Breastfeeding, like giving birth, is totally natural.
And just as it’s normal to have assistance during delivery, it’s normal to need help with breastfeeding, especially at the beginning.
There are many resources for breastfeeding mothers. Depending on where you live, you may be able to find IBCLC lactation consultants (International Board Certified Lactation Consultants) or clinics or doctors that specialize in breastfeeding. You also might discover that your local CLSC or local breastfeeding mentor group has the best-trained breastfeeding resources in your area.
If you encounter problems, it’s important to contact a person trained in breastfeeding. If that person can’t help you, she will be able to suggest other resources that can.
Community breastfeeding support groups can provide a great deal of information and advice. They are run and led by women who have nursed one or more children. They keep their knowledge up-to-date and offer support at no charge. Most of these community groups hold information sessions to help parents and parents-to-be prepare for breastfeeding. A number of them also offer specialized services from IBCLC lactation consultants. Check with organizations in your area to find out what’s available. Ask your CLSC for contact information.
The Info-Santé telephone helpline is staffed by nurses and is available 24 hours a day, 7 days a week, throughout the province. Just call 8‑1‑1.
Various CLSC professionals—like nurses or nutritionists— can also be of help. Nurses offer home visits after your baby arrives. Depending on where you live, these visits are either automatic or based on your needs. Your nurse can start helping you as soon as you return home, or later on. She can weigh your baby, check her overall health and help you with breastfeeding technique.

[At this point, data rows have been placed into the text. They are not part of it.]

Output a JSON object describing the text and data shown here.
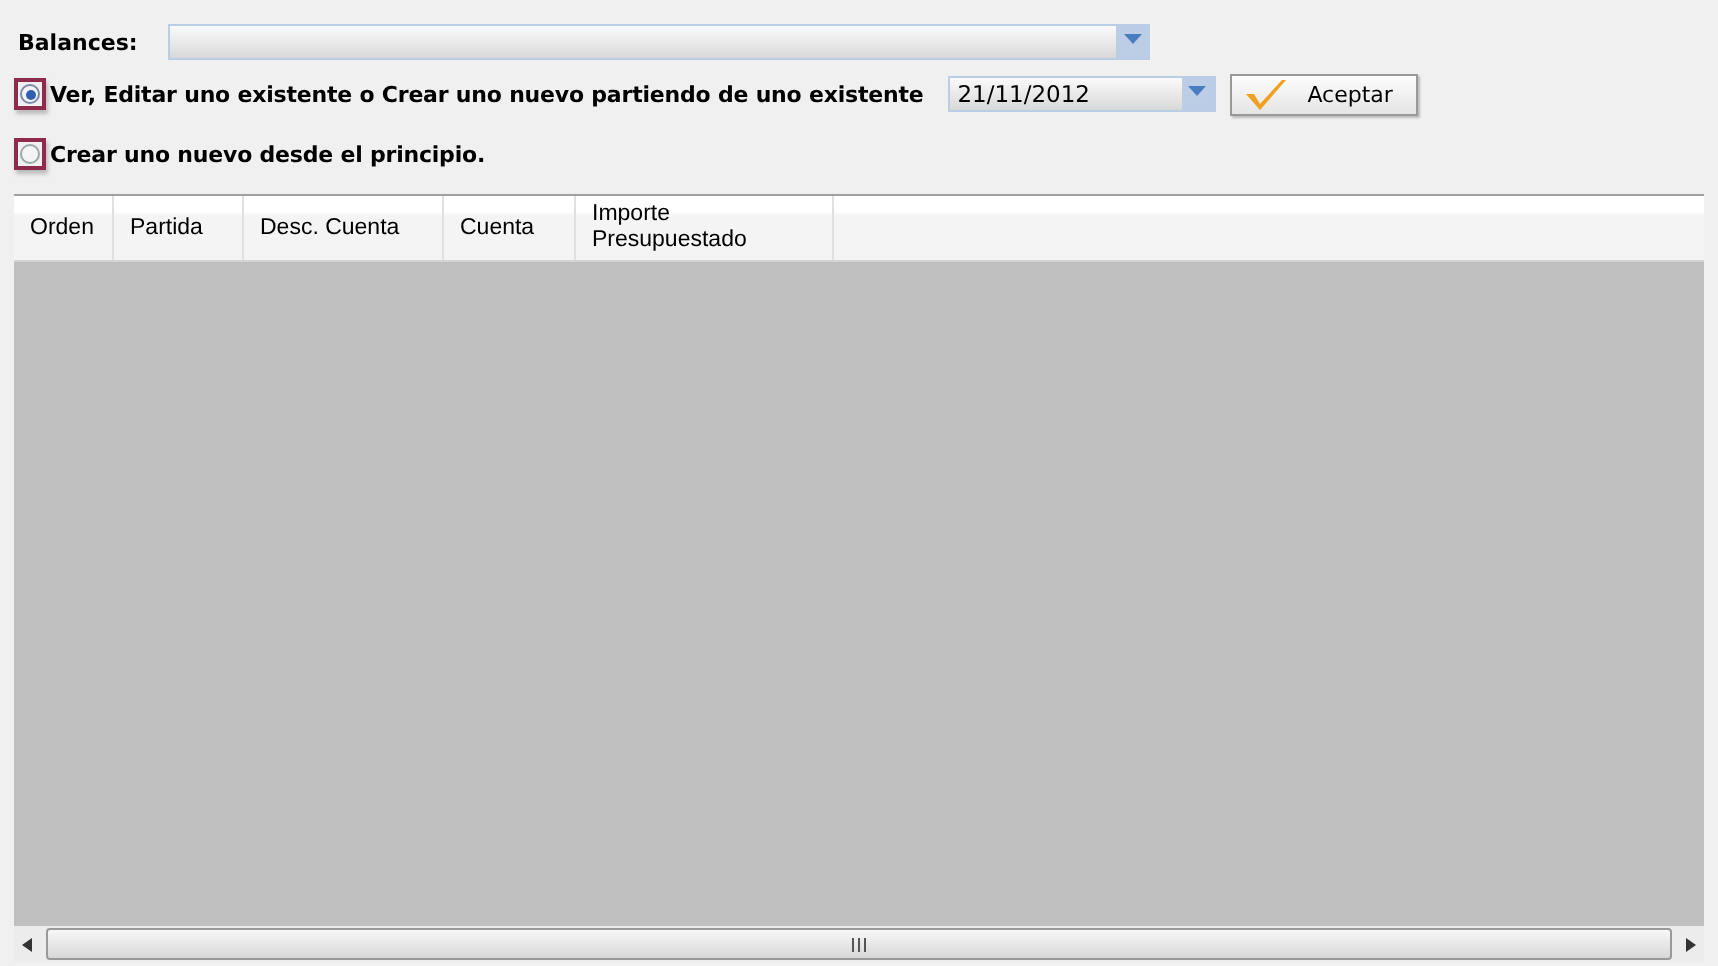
{
  "balances": {
    "label": "Balances:"
  },
  "options": [
    {
      "label": "Ver, Editar uno existente o Crear uno nuevo partiendo de uno existente",
      "selected": true
    },
    {
      "label": "Crear uno nuevo desde el principio.",
      "selected": false
    }
  ],
  "date": {
    "value": "21/11/2012"
  },
  "accept_button": {
    "label": "Aceptar"
  },
  "table": {
    "columns": [
      {
        "label": "Orden"
      },
      {
        "label": "Partida"
      },
      {
        "label": "Desc. Cuenta"
      },
      {
        "label": "Cuenta"
      },
      {
        "label": "Importe Presupuestado"
      }
    ]
  }
}
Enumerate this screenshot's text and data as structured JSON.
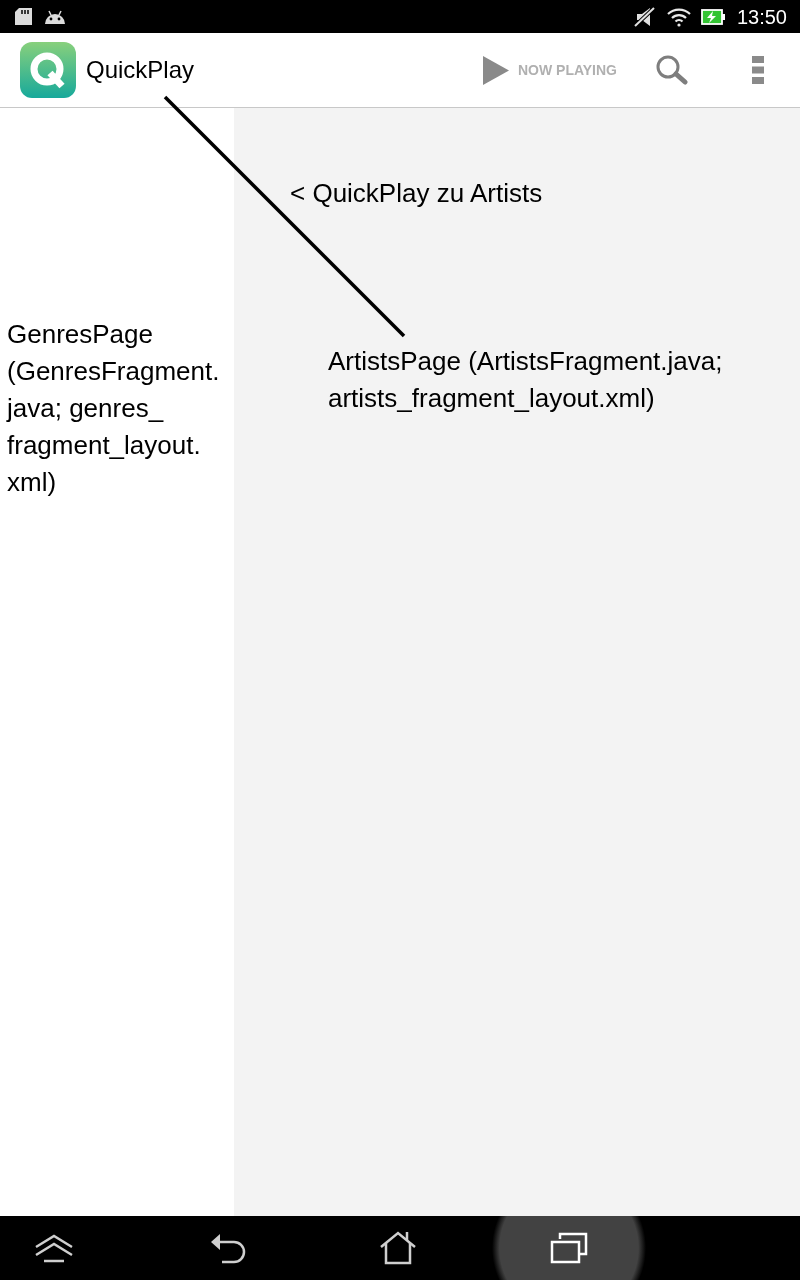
{
  "status_bar": {
    "time": "13:50"
  },
  "app_bar": {
    "title": "QuickPlay",
    "now_playing": {
      "label": "NOW PLAYING",
      "disabled": true
    }
  },
  "genres_panel": {
    "label": "GenresPage (GenresFragment.java; genres_fragment_layout.xml)"
  },
  "artists_panel": {
    "note": "< QuickPlay zu Artists",
    "label": "ArtistsPage (ArtistsFragment.java; artists_fragment_layout.xml)"
  },
  "nav_bar": [
    {
      "kind": "up",
      "pressed": false
    },
    {
      "kind": "back",
      "pressed": false
    },
    {
      "kind": "home",
      "pressed": false
    },
    {
      "kind": "recents",
      "pressed": true
    }
  ]
}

An IBCLC lactation consultant can help you deal with breastfeeding difficulties that you may experience. The IBCLC credential—for International Board Certified Lactation Consultant—certifies that they have the necessary skills. Some healthcare institutions and community breastfeeding support groups offer the services of IBCLC lactation consultants. Many of them are in private practice from either their homes or offices. To learn more or find the IBCLC consultant nearest you, visit the AQC website (Association québécoise des consultantes en lactation diplômées de l’IBLCE) www.ibclc.qc.ca/en.
Breastfeeding clinics can be found in many areas. They offer more specialized services—from nurses, IBCLC lactation consultants and sometimes doctors—which may or may not be free. Clinics can be very helpful if you are experiencing problems.
Your doctor will examine your baby on a regular basis. If you’re worried about your child’s health, the best person to turn to is your doctor, who can also help if your breasts or nipples become infected.
Midwives provide followup for their patients up to six weeks after delivery.
If you have special problems, all of these individuals should be able to direct you to other sources of help.